## [YOUR OBJECTIVE]
Could you report every line of the listing below that holds the word "icon"?

......

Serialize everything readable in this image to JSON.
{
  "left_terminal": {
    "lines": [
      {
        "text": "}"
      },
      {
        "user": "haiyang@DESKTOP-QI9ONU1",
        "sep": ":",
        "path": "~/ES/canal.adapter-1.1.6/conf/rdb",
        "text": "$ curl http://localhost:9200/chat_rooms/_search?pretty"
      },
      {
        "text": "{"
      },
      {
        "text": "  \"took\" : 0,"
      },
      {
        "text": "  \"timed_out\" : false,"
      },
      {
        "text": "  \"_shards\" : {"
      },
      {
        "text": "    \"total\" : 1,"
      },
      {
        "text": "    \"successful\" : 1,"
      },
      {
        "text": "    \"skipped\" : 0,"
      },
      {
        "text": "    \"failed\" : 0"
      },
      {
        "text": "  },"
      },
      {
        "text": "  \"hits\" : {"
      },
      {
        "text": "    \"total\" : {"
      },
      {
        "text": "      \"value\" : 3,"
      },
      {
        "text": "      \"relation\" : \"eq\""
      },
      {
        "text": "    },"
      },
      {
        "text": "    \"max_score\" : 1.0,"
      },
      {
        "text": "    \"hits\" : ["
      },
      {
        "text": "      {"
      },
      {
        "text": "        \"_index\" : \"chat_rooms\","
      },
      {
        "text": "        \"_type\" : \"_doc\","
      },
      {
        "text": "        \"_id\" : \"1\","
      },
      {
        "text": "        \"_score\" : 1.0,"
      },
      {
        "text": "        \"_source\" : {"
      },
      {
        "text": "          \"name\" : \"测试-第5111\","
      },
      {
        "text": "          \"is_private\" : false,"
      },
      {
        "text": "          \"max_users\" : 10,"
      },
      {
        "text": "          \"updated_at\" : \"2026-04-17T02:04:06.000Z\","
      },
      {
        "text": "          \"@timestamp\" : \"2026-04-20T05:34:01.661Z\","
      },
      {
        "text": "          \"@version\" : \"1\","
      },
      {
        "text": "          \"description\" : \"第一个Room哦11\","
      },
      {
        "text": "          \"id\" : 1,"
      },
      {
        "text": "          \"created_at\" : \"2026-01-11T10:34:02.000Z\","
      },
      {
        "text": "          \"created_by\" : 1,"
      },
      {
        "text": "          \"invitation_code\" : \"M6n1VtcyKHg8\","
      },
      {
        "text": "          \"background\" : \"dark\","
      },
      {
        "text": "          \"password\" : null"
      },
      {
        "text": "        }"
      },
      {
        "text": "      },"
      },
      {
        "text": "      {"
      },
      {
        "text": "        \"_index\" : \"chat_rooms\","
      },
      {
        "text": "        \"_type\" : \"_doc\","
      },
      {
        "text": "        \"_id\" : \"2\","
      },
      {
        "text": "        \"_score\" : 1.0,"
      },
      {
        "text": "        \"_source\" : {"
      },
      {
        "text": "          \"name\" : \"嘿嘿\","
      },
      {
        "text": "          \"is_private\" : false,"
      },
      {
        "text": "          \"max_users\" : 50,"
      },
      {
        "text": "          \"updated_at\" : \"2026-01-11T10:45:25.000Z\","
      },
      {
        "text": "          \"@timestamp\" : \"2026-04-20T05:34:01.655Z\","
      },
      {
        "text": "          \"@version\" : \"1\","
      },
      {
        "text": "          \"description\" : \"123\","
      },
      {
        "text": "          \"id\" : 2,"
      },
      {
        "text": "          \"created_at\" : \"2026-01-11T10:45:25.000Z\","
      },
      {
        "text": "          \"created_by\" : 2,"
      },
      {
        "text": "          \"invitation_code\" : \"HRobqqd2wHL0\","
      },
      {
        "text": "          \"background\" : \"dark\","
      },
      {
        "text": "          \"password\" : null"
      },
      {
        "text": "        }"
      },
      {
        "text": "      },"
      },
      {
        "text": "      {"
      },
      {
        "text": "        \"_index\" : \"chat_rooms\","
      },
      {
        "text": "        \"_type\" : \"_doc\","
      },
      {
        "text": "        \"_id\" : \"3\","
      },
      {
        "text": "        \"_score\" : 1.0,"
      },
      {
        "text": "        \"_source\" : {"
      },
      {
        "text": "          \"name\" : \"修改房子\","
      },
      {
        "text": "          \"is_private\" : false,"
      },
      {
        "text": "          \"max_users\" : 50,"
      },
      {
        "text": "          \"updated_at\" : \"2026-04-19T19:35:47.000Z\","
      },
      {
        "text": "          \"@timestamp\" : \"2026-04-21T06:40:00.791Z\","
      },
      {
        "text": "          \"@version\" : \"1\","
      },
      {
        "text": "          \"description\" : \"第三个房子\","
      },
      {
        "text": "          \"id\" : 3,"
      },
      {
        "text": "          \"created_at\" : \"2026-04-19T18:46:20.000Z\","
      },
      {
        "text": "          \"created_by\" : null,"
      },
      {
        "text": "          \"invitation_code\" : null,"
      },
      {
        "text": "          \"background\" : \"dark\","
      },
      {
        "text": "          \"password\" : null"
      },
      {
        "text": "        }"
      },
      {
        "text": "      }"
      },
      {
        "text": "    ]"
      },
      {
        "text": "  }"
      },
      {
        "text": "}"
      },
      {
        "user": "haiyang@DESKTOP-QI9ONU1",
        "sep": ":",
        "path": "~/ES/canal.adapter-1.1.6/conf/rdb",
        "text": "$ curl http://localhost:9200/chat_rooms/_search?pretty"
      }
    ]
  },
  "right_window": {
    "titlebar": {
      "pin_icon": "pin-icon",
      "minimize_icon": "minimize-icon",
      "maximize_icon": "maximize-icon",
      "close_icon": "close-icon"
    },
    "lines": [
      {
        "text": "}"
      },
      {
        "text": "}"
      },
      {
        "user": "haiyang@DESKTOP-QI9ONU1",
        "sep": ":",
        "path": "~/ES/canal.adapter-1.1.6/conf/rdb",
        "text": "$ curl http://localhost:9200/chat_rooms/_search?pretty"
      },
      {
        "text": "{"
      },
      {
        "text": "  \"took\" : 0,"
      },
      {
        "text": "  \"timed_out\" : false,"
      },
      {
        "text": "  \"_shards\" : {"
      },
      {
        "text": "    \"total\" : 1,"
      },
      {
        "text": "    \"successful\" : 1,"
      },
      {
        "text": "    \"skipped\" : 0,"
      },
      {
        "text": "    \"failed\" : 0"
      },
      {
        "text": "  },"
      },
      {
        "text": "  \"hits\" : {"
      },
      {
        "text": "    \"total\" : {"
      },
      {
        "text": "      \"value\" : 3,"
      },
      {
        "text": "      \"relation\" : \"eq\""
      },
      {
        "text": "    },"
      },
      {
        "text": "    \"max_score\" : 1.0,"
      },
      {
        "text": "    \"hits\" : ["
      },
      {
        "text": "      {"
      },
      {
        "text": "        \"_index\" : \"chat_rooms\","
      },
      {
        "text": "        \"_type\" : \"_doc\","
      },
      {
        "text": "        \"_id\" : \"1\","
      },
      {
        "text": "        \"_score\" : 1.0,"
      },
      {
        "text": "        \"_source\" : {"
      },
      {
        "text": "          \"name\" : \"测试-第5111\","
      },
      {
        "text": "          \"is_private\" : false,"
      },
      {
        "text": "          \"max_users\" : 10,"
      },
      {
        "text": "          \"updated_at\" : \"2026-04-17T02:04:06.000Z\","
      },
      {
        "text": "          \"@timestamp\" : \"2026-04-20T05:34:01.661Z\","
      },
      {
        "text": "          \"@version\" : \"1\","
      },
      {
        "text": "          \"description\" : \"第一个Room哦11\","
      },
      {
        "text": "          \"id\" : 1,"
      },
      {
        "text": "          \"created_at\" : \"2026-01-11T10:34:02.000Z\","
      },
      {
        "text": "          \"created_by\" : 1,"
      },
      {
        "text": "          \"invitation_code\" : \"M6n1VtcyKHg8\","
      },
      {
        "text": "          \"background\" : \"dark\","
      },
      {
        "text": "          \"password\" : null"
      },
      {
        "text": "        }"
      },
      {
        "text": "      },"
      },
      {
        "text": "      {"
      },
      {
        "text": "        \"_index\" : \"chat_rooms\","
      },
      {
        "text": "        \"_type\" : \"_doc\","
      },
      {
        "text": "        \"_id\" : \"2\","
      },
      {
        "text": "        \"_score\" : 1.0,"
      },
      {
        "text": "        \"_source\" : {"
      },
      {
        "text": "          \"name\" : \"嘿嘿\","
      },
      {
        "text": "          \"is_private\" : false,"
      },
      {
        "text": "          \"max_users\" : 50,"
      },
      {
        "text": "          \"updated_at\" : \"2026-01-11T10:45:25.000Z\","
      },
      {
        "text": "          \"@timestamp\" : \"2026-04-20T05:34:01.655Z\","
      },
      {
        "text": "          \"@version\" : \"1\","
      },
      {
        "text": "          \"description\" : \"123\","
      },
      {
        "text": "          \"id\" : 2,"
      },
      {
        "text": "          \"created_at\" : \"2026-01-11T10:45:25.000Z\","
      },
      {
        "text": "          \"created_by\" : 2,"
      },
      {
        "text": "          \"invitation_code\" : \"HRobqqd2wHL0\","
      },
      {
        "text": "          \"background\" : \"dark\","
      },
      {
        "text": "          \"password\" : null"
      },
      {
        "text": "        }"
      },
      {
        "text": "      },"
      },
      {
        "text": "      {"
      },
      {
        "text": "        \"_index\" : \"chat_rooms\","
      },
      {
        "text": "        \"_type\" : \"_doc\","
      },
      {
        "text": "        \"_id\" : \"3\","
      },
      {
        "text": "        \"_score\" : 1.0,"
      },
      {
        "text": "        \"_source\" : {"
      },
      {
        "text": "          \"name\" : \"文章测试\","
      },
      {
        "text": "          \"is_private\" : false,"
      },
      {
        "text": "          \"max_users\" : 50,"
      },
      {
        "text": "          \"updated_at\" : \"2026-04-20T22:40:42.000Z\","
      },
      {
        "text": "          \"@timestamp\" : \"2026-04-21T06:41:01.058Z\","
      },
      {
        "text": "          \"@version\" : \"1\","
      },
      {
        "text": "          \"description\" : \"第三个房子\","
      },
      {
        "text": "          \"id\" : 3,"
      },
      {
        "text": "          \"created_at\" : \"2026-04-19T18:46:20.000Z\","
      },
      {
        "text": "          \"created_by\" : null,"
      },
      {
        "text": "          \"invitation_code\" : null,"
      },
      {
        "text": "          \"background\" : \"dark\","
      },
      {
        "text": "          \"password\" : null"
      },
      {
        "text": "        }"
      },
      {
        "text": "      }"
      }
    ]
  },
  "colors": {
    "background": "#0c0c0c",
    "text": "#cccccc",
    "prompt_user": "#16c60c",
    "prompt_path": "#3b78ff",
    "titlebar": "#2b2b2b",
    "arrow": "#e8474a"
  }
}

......

## [WRITTEN RESPONSE]
      "pin_icon": "pin-icon",
      "minimize_icon": "minimize-icon",
      "maximize_icon": "maximize-icon",
      "close_icon": "close-icon"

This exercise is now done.